“Imagine the stress you would feel as a child,” says Susan. “To be worried that at any point in time their parents could be in a car accident and need medical care and then be deported. It’s very, very stressful and there is a huge need for mental health resources for this population.” 

The couple is inspired by the commitment of DACA students to higher education, particularly given the obstacles they have already had to overcome in their lives.

“We appreciate the passion these DACA students must have about mental health to not let the immense stressors in their lives stop them from earning an advanced degree,” says Susan. “They have overcome huge obstacles, and then propelled themselves forward into the mental health field, and we think that’s unbelievable and they should be applauded, and not in the shadows, but, publicly!”

Paying it Forward

Both Yair and Susan are first-generation Americans. Susan’s family emigrated from Ireland and Yair is originally from Israel. The couple met while attending college at the University of Chicago where they both received scholarship funding.

“Other generous people helped make education available for us, so we feel it’s appropriate to turn around and help in the same way that we were helped,” says Susan.

Lastly, Susan and Yair believe that the best professionals to offer mental health services to immigrant families are those who have lived this life, firsthand. 

“We think it’s wonderful that PAU offers higher education to such a diverse community of students, and this diversity in professionals in the mental health fields is a net positive for society,” says Yair.

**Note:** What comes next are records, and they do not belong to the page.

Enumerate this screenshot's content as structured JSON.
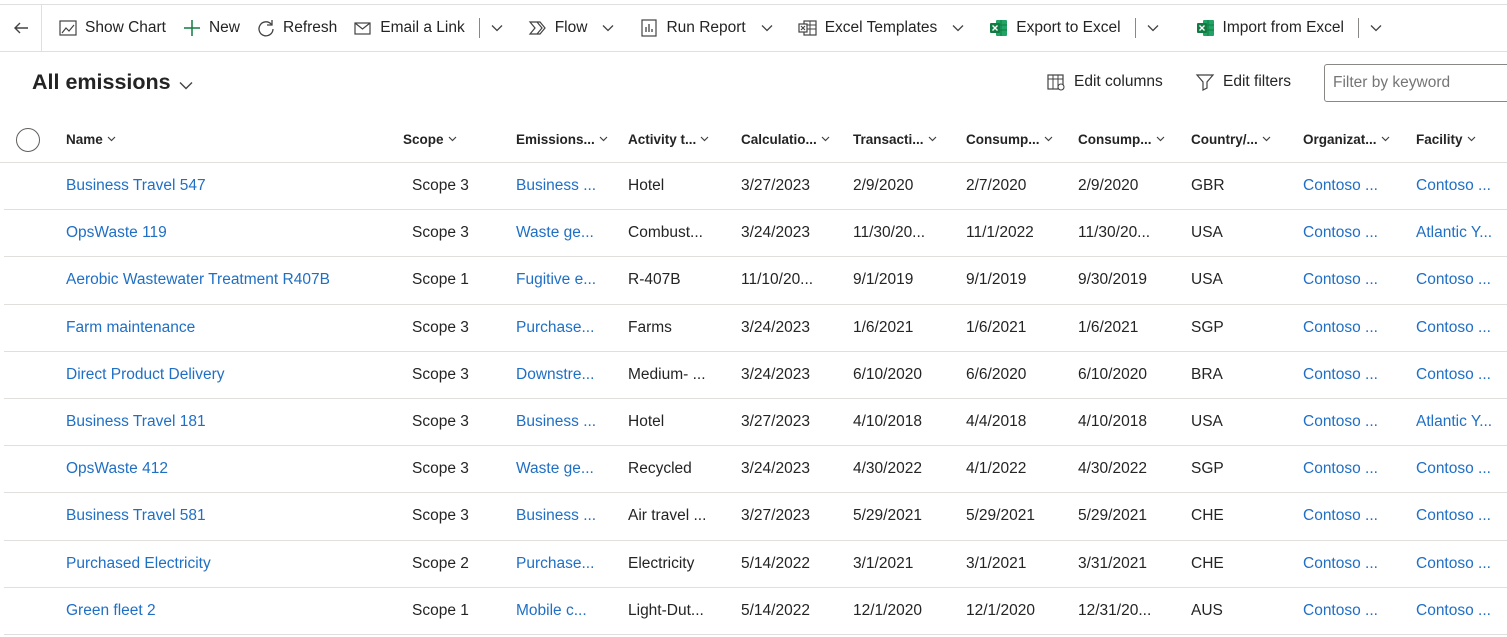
{
  "toolbar": {
    "show_chart": "Show Chart",
    "new": "New",
    "refresh": "Refresh",
    "email_link": "Email a Link",
    "flow": "Flow",
    "run_report": "Run Report",
    "excel_templates": "Excel Templates",
    "export_excel": "Export to Excel",
    "import_excel": "Import from Excel"
  },
  "view": {
    "title": "All emissions",
    "edit_columns": "Edit columns",
    "edit_filters": "Edit filters",
    "filter_placeholder": "Filter by keyword"
  },
  "columns": [
    "Name",
    "Scope",
    "Emissions...",
    "Activity t...",
    "Calculatio...",
    "Transacti...",
    "Consump...",
    "Consump...",
    "Country/...",
    "Organizat...",
    "Facility"
  ],
  "rows": [
    [
      "Business Travel 547",
      "Scope 3",
      "Business ...",
      "Hotel",
      "3/27/2023",
      "2/9/2020",
      "2/7/2020",
      "2/9/2020",
      "GBR",
      "Contoso ...",
      "Contoso ..."
    ],
    [
      "OpsWaste 119",
      "Scope 3",
      "Waste ge...",
      "Combust...",
      "3/24/2023",
      "11/30/20...",
      "11/1/2022",
      "11/30/20...",
      "USA",
      "Contoso ...",
      "Atlantic Y..."
    ],
    [
      "Aerobic Wastewater Treatment R407B",
      "Scope 1",
      "Fugitive e...",
      "R-407B",
      "11/10/20...",
      "9/1/2019",
      "9/1/2019",
      "9/30/2019",
      "USA",
      "Contoso ...",
      "Contoso ..."
    ],
    [
      "Farm maintenance",
      "Scope 3",
      "Purchase...",
      "Farms",
      "3/24/2023",
      "1/6/2021",
      "1/6/2021",
      "1/6/2021",
      "SGP",
      "Contoso ...",
      "Contoso ..."
    ],
    [
      "Direct Product Delivery",
      "Scope 3",
      "Downstre...",
      "Medium- ...",
      "3/24/2023",
      "6/10/2020",
      "6/6/2020",
      "6/10/2020",
      "BRA",
      "Contoso ...",
      "Contoso ..."
    ],
    [
      "Business Travel 181",
      "Scope 3",
      "Business ...",
      "Hotel",
      "3/27/2023",
      "4/10/2018",
      "4/4/2018",
      "4/10/2018",
      "USA",
      "Contoso ...",
      "Atlantic Y..."
    ],
    [
      "OpsWaste 412",
      "Scope 3",
      "Waste ge...",
      "Recycled",
      "3/24/2023",
      "4/30/2022",
      "4/1/2022",
      "4/30/2022",
      "SGP",
      "Contoso ...",
      "Contoso ..."
    ],
    [
      "Business Travel 581",
      "Scope 3",
      "Business ...",
      "Air travel ...",
      "3/27/2023",
      "5/29/2021",
      "5/29/2021",
      "5/29/2021",
      "CHE",
      "Contoso ...",
      "Contoso ..."
    ],
    [
      "Purchased Electricity",
      "Scope 2",
      "Purchase...",
      "Electricity",
      "5/14/2022",
      "3/1/2021",
      "3/1/2021",
      "3/31/2021",
      "CHE",
      "Contoso ...",
      "Contoso ..."
    ],
    [
      "Green fleet 2",
      "Scope 1",
      "Mobile c...",
      "Light-Dut...",
      "5/14/2022",
      "12/1/2020",
      "12/1/2020",
      "12/31/20...",
      "AUS",
      "Contoso ...",
      "Contoso ..."
    ]
  ],
  "colors": {
    "link": "#1f6fc5",
    "excel_green": "#107c41",
    "text": "#242424",
    "border": "#e1dfdd"
  }
}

“For us, undocumented families are not statistics, they are real people,” says Susan. “Having more trained professionals that have had the same personal experiences as their clients—to understand how difficult it is for these families to navigate life—is an extraordinary thing, and we are more than happy to give back to the community in this way.”